Assignment — In the entries that follow, which lines hold the string "tooltip"? List them.

Dataset extract —

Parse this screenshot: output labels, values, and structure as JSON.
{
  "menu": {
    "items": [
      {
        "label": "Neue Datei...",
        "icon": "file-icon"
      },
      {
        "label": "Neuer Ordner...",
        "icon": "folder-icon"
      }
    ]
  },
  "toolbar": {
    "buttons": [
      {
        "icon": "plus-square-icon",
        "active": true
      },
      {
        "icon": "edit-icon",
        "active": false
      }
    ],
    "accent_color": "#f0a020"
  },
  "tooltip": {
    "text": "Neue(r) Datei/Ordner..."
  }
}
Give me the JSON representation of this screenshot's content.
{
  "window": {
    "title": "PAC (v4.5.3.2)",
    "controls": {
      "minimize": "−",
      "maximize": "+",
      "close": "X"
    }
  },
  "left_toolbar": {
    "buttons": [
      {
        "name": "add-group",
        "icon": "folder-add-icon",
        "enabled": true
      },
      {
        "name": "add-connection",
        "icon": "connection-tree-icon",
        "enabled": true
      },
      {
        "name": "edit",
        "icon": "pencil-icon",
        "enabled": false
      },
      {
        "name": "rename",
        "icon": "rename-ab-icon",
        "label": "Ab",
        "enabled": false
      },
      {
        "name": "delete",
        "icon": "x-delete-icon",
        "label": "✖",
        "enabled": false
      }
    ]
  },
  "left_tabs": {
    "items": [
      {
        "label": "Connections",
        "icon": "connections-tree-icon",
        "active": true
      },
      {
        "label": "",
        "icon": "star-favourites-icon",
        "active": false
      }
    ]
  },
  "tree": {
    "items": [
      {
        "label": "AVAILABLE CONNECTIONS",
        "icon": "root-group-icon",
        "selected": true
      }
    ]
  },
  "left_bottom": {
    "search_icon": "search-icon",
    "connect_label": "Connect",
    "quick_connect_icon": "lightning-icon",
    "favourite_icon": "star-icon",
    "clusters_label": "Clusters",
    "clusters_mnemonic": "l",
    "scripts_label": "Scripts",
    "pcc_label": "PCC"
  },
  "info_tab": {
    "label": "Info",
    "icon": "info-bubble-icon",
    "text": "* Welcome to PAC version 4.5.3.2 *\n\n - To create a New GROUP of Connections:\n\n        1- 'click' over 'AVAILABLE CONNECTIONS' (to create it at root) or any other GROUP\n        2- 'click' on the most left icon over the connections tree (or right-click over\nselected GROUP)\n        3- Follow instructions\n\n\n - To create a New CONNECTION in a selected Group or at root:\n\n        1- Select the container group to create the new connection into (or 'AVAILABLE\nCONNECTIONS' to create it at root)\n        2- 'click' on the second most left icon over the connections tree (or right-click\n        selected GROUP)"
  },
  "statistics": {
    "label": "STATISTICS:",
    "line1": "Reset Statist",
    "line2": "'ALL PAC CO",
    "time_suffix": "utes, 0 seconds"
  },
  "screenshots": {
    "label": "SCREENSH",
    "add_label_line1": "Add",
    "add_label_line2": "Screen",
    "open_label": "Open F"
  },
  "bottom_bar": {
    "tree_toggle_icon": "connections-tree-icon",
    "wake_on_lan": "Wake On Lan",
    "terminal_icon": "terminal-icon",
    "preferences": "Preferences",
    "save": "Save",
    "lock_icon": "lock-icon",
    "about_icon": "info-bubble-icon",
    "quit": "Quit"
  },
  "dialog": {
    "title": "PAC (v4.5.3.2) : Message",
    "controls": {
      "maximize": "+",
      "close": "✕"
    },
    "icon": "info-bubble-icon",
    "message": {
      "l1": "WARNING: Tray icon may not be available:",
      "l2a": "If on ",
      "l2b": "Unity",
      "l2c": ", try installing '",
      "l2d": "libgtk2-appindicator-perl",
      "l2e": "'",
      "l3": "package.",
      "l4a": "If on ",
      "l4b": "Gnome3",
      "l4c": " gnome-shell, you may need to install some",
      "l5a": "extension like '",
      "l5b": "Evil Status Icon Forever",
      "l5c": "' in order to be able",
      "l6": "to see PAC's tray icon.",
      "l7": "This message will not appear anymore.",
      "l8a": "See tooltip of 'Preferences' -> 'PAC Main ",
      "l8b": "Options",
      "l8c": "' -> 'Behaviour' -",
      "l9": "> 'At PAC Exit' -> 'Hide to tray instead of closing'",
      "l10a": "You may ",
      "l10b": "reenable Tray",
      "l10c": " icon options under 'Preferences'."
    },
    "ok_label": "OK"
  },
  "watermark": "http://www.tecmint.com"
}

Result —
  "tooltip": {
      "l8a": "See tooltip of 'Preferences' -> 'PAC Main ",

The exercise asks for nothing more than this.